* [REQUIREMENT]: Your answer must be every line of the data below that holds the string "source", copied exactly.

[Entries from a dataset of interfaces]

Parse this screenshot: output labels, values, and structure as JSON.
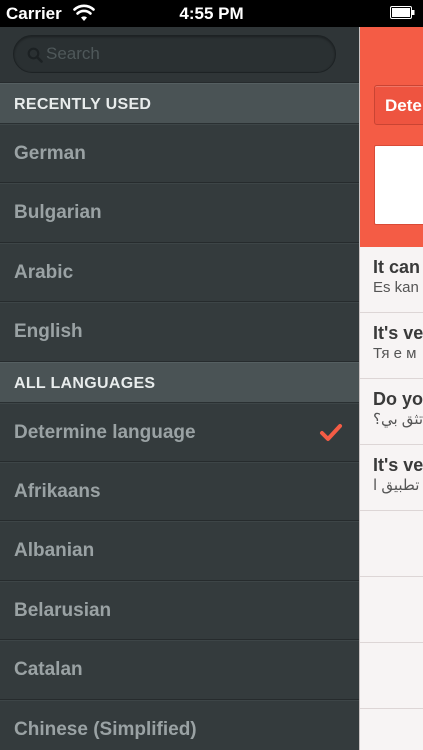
{
  "status_bar": {
    "carrier": "Carrier",
    "time": "4:55 PM"
  },
  "sidebar": {
    "search": {
      "placeholder": "Search",
      "value": ""
    },
    "recent_header": "RECENTLY USED",
    "recent": [
      "German",
      "Bulgarian",
      "Arabic",
      "English"
    ],
    "all_header": "ALL LANGUAGES",
    "all": [
      "Determine language",
      "Afrikaans",
      "Albanian",
      "Belarusian",
      "Catalan",
      "Chinese (Simplified)"
    ],
    "selected": "Determine language"
  },
  "main": {
    "language_button": "Dete",
    "history": [
      {
        "source": "It can",
        "translation": "Es kan"
      },
      {
        "source": "It's ve",
        "translation": "Тя е м"
      },
      {
        "source": "Do yo",
        "translation": "تثق بي؟"
      },
      {
        "source": "It's ve",
        "translation": "تطبيق ا"
      }
    ]
  },
  "colors": {
    "accent": "#f45c45",
    "sidebar_bg": "#343b3d",
    "section_header_bg": "#4a5355",
    "checkmark": "#f45c45"
  }
}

* [ANSWER BELOW]:
        "source": "It can",
        "source": "It's ve",
        "source": "Do yo",
        "source": "It's ve",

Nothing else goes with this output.